═════ Given records
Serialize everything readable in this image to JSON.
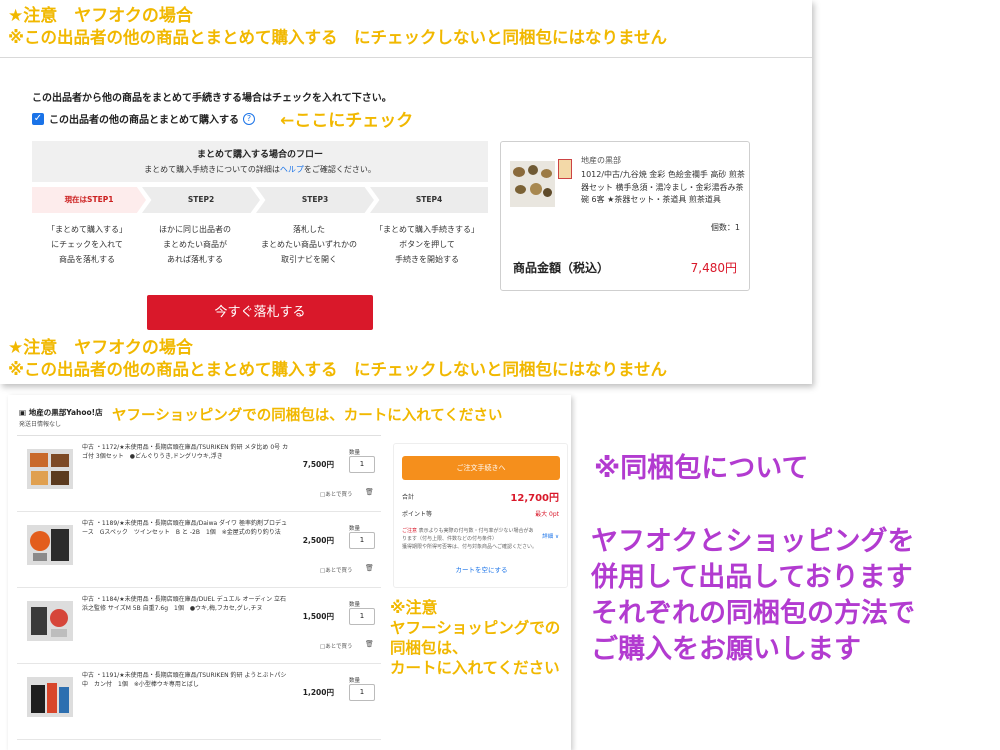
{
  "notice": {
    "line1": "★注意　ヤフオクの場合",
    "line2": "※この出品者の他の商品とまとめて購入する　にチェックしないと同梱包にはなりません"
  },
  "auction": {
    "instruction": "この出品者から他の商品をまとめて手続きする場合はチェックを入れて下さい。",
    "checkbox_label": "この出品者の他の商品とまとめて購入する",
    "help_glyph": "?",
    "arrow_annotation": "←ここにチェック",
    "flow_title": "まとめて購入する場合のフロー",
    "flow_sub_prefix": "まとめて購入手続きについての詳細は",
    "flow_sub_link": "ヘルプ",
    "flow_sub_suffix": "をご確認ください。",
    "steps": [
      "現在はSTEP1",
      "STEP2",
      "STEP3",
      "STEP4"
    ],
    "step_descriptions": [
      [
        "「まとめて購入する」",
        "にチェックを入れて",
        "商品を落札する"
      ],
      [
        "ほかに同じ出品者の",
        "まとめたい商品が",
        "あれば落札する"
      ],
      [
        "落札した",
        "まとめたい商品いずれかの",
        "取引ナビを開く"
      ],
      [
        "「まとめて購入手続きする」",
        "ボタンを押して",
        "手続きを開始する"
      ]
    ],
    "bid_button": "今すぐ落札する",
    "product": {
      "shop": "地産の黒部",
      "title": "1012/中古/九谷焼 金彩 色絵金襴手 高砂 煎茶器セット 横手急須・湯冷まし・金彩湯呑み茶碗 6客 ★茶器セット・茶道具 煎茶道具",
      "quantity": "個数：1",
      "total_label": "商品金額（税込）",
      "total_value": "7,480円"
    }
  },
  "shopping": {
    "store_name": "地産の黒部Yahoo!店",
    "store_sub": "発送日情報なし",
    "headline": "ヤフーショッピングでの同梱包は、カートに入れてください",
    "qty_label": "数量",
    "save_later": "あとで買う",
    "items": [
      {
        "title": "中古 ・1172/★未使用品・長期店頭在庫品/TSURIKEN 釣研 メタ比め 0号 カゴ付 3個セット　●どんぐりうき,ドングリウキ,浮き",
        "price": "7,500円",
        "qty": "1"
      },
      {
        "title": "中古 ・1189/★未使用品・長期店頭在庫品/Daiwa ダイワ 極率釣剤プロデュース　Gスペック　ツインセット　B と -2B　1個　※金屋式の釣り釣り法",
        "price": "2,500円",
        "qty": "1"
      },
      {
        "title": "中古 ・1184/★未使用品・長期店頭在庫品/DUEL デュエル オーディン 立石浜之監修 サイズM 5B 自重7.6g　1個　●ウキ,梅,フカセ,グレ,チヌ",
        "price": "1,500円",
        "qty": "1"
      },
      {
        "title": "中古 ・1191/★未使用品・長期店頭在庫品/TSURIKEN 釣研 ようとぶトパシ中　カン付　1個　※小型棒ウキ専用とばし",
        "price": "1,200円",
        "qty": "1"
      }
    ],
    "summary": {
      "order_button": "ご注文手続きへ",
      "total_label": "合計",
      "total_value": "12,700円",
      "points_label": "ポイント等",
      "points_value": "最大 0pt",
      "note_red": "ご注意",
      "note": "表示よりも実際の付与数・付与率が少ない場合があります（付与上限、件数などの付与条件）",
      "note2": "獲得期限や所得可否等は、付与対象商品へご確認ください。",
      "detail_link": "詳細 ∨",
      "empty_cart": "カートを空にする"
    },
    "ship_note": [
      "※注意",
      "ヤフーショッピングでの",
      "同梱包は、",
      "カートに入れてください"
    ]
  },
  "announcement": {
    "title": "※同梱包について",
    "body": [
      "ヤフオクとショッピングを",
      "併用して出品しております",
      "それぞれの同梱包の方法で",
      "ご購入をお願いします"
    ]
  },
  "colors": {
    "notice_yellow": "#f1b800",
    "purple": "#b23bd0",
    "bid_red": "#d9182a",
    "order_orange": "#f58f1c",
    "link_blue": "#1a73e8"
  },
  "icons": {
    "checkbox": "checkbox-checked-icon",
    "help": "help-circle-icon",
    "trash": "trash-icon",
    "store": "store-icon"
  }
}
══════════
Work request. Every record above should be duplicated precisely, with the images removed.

Solution for this task.
Serialize everything readable in this image to JSON.
{
  "notice": {
    "line1": "★注意　ヤフオクの場合",
    "line2": "※この出品者の他の商品とまとめて購入する　にチェックしないと同梱包にはなりません"
  },
  "auction": {
    "instruction": "この出品者から他の商品をまとめて手続きする場合はチェックを入れて下さい。",
    "checkbox_label": "この出品者の他の商品とまとめて購入する",
    "help_glyph": "?",
    "arrow_annotation": "←ここにチェック",
    "flow_title": "まとめて購入する場合のフロー",
    "flow_sub_prefix": "まとめて購入手続きについての詳細は",
    "flow_sub_link": "ヘルプ",
    "flow_sub_suffix": "をご確認ください。",
    "steps": [
      "現在はSTEP1",
      "STEP2",
      "STEP3",
      "STEP4"
    ],
    "step_descriptions": [
      [
        "「まとめて購入する」",
        "にチェックを入れて",
        "商品を落札する"
      ],
      [
        "ほかに同じ出品者の",
        "まとめたい商品が",
        "あれば落札する"
      ],
      [
        "落札した",
        "まとめたい商品いずれかの",
        "取引ナビを開く"
      ],
      [
        "「まとめて購入手続きする」",
        "ボタンを押して",
        "手続きを開始する"
      ]
    ],
    "bid_button": "今すぐ落札する",
    "product": {
      "shop": "地産の黒部",
      "title": "1012/中古/九谷焼 金彩 色絵金襴手 高砂 煎茶器セット 横手急須・湯冷まし・金彩湯呑み茶碗 6客 ★茶器セット・茶道具 煎茶道具",
      "quantity": "個数：1",
      "total_label": "商品金額（税込）",
      "total_value": "7,480円"
    }
  },
  "shopping": {
    "store_name": "地産の黒部Yahoo!店",
    "store_sub": "発送日情報なし",
    "headline": "ヤフーショッピングでの同梱包は、カートに入れてください",
    "qty_label": "数量",
    "save_later": "あとで買う",
    "items": [
      {
        "title": "中古 ・1172/★未使用品・長期店頭在庫品/TSURIKEN 釣研 メタ比め 0号 カゴ付 3個セット　●どんぐりうき,ドングリウキ,浮き",
        "price": "7,500円",
        "qty": "1"
      },
      {
        "title": "中古 ・1189/★未使用品・長期店頭在庫品/Daiwa ダイワ 極率釣剤プロデュース　Gスペック　ツインセット　B と -2B　1個　※金屋式の釣り釣り法",
        "price": "2,500円",
        "qty": "1"
      },
      {
        "title": "中古 ・1184/★未使用品・長期店頭在庫品/DUEL デュエル オーディン 立石浜之監修 サイズM 5B 自重7.6g　1個　●ウキ,梅,フカセ,グレ,チヌ",
        "price": "1,500円",
        "qty": "1"
      },
      {
        "title": "中古 ・1191/★未使用品・長期店頭在庫品/TSURIKEN 釣研 ようとぶトパシ中　カン付　1個　※小型棒ウキ専用とばし",
        "price": "1,200円",
        "qty": "1"
      }
    ],
    "summary": {
      "order_button": "ご注文手続きへ",
      "total_label": "合計",
      "total_value": "12,700円",
      "points_label": "ポイント等",
      "points_value": "最大 0pt",
      "note_red": "ご注意",
      "note": "表示よりも実際の付与数・付与率が少ない場合があります（付与上限、件数などの付与条件）",
      "note2": "獲得期限や所得可否等は、付与対象商品へご確認ください。",
      "detail_link": "詳細 ∨",
      "empty_cart": "カートを空にする"
    },
    "ship_note": [
      "※注意",
      "ヤフーショッピングでの",
      "同梱包は、",
      "カートに入れてください"
    ]
  },
  "announcement": {
    "title": "※同梱包について",
    "body": [
      "ヤフオクとショッピングを",
      "併用して出品しております",
      "それぞれの同梱包の方法で",
      "ご購入をお願いします"
    ]
  },
  "colors": {
    "notice_yellow": "#f1b800",
    "purple": "#b23bd0",
    "bid_red": "#d9182a",
    "order_orange": "#f58f1c",
    "link_blue": "#1a73e8"
  },
  "icons": {
    "checkbox": "checkbox-checked-icon",
    "help": "help-circle-icon",
    "trash": "trash-icon",
    "store": "store-icon"
  }
}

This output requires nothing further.